• **Assignment**: Which lines below contain the word "AGGREGATE"? Copy each of them.

BEGIN

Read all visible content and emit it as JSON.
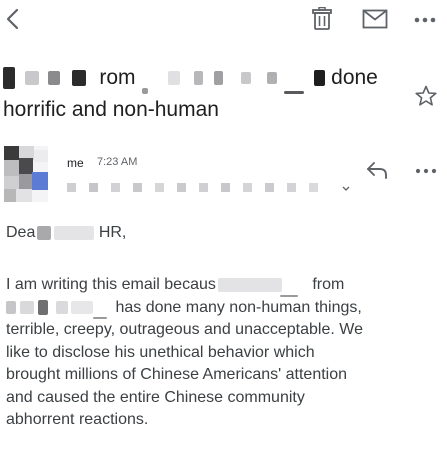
{
  "toolbar": {
    "back": "back-arrow",
    "delete": "trash",
    "mark_unread": "mail",
    "more": "more-horizontal"
  },
  "subject": {
    "line1_part1": "rom",
    "line1_part2": "done",
    "line2": "horrific and non-human"
  },
  "message": {
    "sender": "me",
    "time": "7:23 AM",
    "avatar_colors": [
      "#3a3a3a",
      "#5b7bd5",
      "#b7b7b7"
    ]
  },
  "body": {
    "greeting_start": "Dea",
    "greeting_end": "HR,",
    "lines": [
      "I am writing this email becaus",
      "from",
      "has done many non-human things,",
      "terrible, creepy, outrageous and unacceptable. We",
      "like to disclose his unethical behavior which",
      "brought millions of Chinese Americans' attention",
      "and caused the entire Chinese community",
      "abhorrent reactions."
    ]
  },
  "colors": {
    "icon": "#5f6368",
    "text": "#3c4043",
    "redaction_light": "#d7d7da",
    "redaction_dark": "#2b2b2b"
  }
}
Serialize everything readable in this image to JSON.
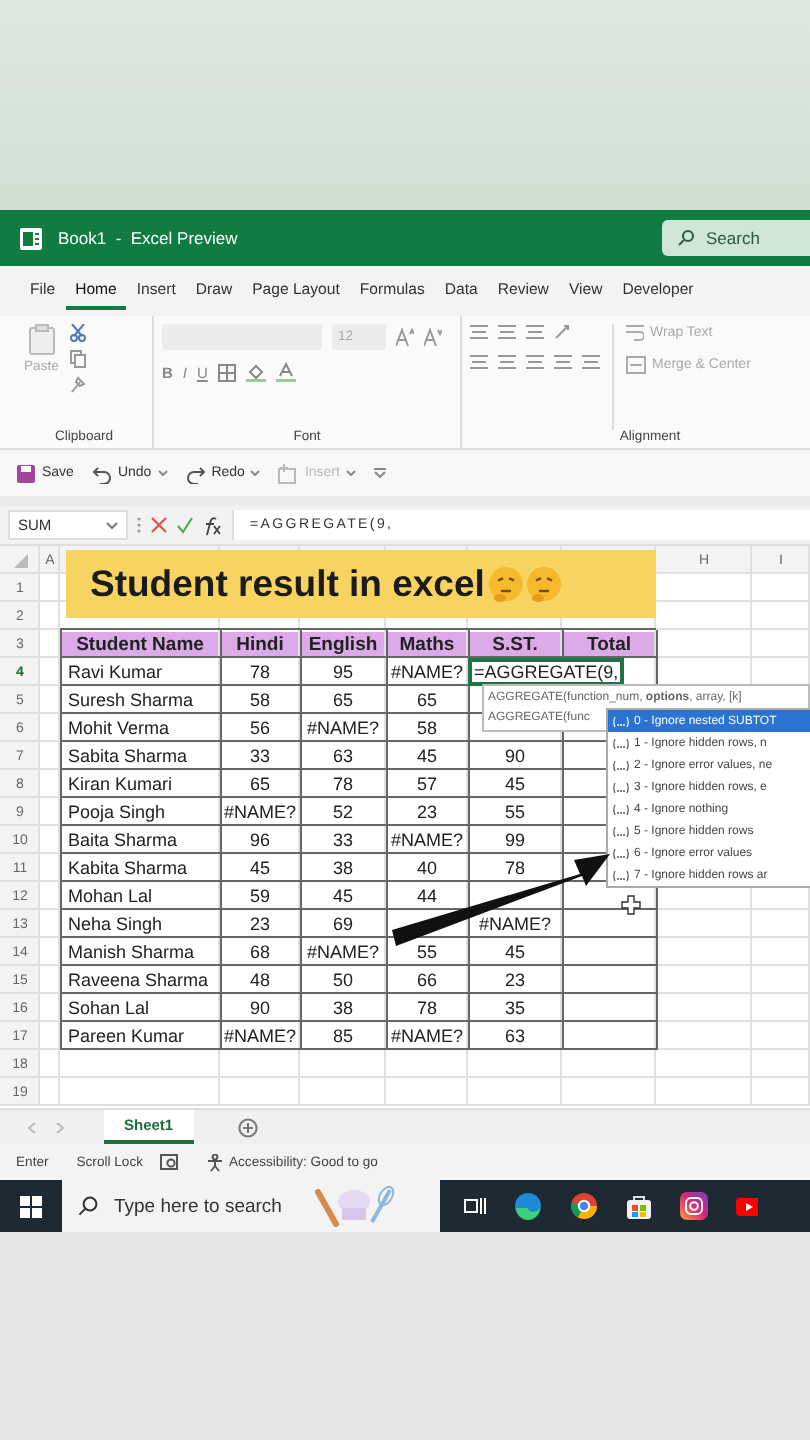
{
  "window": {
    "title": "Book1  -  Excel Preview",
    "search": {
      "placeholder": "Search"
    }
  },
  "tabs": [
    {
      "label": "File",
      "selected": false
    },
    {
      "label": "Home",
      "selected": true
    },
    {
      "label": "Insert",
      "selected": false
    },
    {
      "label": "Draw",
      "selected": false
    },
    {
      "label": "Page Layout",
      "selected": false
    },
    {
      "label": "Formulas",
      "selected": false
    },
    {
      "label": "Data",
      "selected": false
    },
    {
      "label": "Review",
      "selected": false
    },
    {
      "label": "View",
      "selected": false
    },
    {
      "label": "Developer",
      "selected": false
    }
  ],
  "ribbon": {
    "clipboard": {
      "label": "Clipboard",
      "paste": "Paste"
    },
    "font": {
      "label": "Font",
      "size": "12",
      "styles": [
        "B",
        "I",
        "U"
      ]
    },
    "alignment": {
      "label": "Alignment",
      "wrap": "Wrap Text",
      "merge": "Merge & Center"
    }
  },
  "quick_access": [
    {
      "label": "Save",
      "kind": "save",
      "disabled": false
    },
    {
      "label": "Undo",
      "kind": "undo",
      "disabled": false
    },
    {
      "label": "Redo",
      "kind": "redo",
      "disabled": false
    },
    {
      "label": "Insert",
      "kind": "insert",
      "disabled": true
    }
  ],
  "formula_bar": {
    "name_box": "SUM",
    "formula": "=AGGREGATE(9,"
  },
  "sheet": {
    "column_headers": [
      "A",
      "H",
      "I"
    ],
    "banner": "Student result in excel",
    "rows": [
      {
        "number": "1",
        "kind": "blank"
      },
      {
        "number": "2",
        "kind": "blank"
      },
      {
        "number": "3",
        "kind": "header",
        "student": "Student Name",
        "hindi": "Hindi",
        "english": "English",
        "maths": "Maths",
        "sst": "S.ST.",
        "total": "Total"
      },
      {
        "number": "4",
        "kind": "data",
        "editing": true,
        "student": "Ravi Kumar",
        "hindi": "78",
        "english": "95",
        "maths": "#NAME?",
        "sst": "=AGGREGATE(9,"
      },
      {
        "number": "5",
        "kind": "data",
        "editing": false,
        "student": "Suresh Sharma",
        "hindi": "58",
        "english": "65",
        "maths": "65"
      },
      {
        "number": "6",
        "kind": "data",
        "editing": false,
        "student": "Mohit Verma",
        "hindi": "56",
        "english": "#NAME?",
        "maths": "58"
      },
      {
        "number": "7",
        "kind": "data",
        "editing": false,
        "student": "Sabita Sharma",
        "hindi": "33",
        "english": "63",
        "maths": "45",
        "sst": "90"
      },
      {
        "number": "8",
        "kind": "data",
        "editing": false,
        "student": "Kiran Kumari",
        "hindi": "65",
        "english": "78",
        "maths": "57",
        "sst": "45"
      },
      {
        "number": "9",
        "kind": "data",
        "editing": false,
        "student": "Pooja Singh",
        "hindi": "#NAME?",
        "english": "52",
        "maths": "23",
        "sst": "55"
      },
      {
        "number": "10",
        "kind": "data",
        "editing": false,
        "student": "Baita Sharma",
        "hindi": "96",
        "english": "33",
        "maths": "#NAME?",
        "sst": "99"
      },
      {
        "number": "11",
        "kind": "data",
        "editing": false,
        "student": "Kabita Sharma",
        "hindi": "45",
        "english": "38",
        "maths": "40",
        "sst": "78"
      },
      {
        "number": "12",
        "kind": "data",
        "editing": false,
        "student": "Mohan Lal",
        "hindi": "59",
        "english": "45",
        "maths": "44"
      },
      {
        "number": "13",
        "kind": "data",
        "editing": false,
        "student": "Neha Singh",
        "hindi": "23",
        "english": "69",
        "sst": "#NAME?"
      },
      {
        "number": "14",
        "kind": "data",
        "editing": false,
        "student": "Manish Sharma",
        "hindi": "68",
        "english": "#NAME?",
        "maths": "55",
        "sst": "45"
      },
      {
        "number": "15",
        "kind": "data",
        "editing": false,
        "student": "Raveena Sharma",
        "hindi": "48",
        "english": "50",
        "maths": "66",
        "sst": "23"
      },
      {
        "number": "16",
        "kind": "data",
        "editing": false,
        "student": "Sohan Lal",
        "hindi": "90",
        "english": "38",
        "maths": "78",
        "sst": "35"
      },
      {
        "number": "17",
        "kind": "data",
        "editing": false,
        "student": "Pareen Kumar",
        "hindi": "#NAME?",
        "english": "85",
        "maths": "#NAME?",
        "sst": "63"
      },
      {
        "number": "18",
        "kind": "blank"
      },
      {
        "number": "19",
        "kind": "blank"
      }
    ],
    "tooltip": [
      "AGGREGATE(function_num, **options**, array, [k]",
      "AGGREGATE(func"
    ],
    "autocomplete": [
      {
        "label": "0 - Ignore nested SUBTOT",
        "selected": true
      },
      {
        "label": "1 - Ignore hidden rows, n",
        "selected": false
      },
      {
        "label": "2 - Ignore error values, ne",
        "selected": false
      },
      {
        "label": "3 - Ignore hidden rows, e",
        "selected": false
      },
      {
        "label": "4 - Ignore nothing",
        "selected": false
      },
      {
        "label": "5 - Ignore hidden rows",
        "selected": false
      },
      {
        "label": "6 - Ignore error values",
        "selected": false
      },
      {
        "label": "7 - Ignore hidden rows ar",
        "selected": false
      }
    ]
  },
  "sheet_tabs": [
    {
      "label": "Sheet1",
      "selected": true
    }
  ],
  "status_bar": {
    "mode": "Enter",
    "scroll_lock": "Scroll Lock",
    "accessibility": "Accessibility: Good to go"
  },
  "taskbar": {
    "search": {
      "placeholder": "Type here to search"
    }
  }
}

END

• **Answer space**:
    "formula": "=AGGREGATE(9,"
        "sst": "=AGGREGATE(9,"
      "AGGREGATE(function_num, **options**, array, [k]",
      "AGGREGATE(func"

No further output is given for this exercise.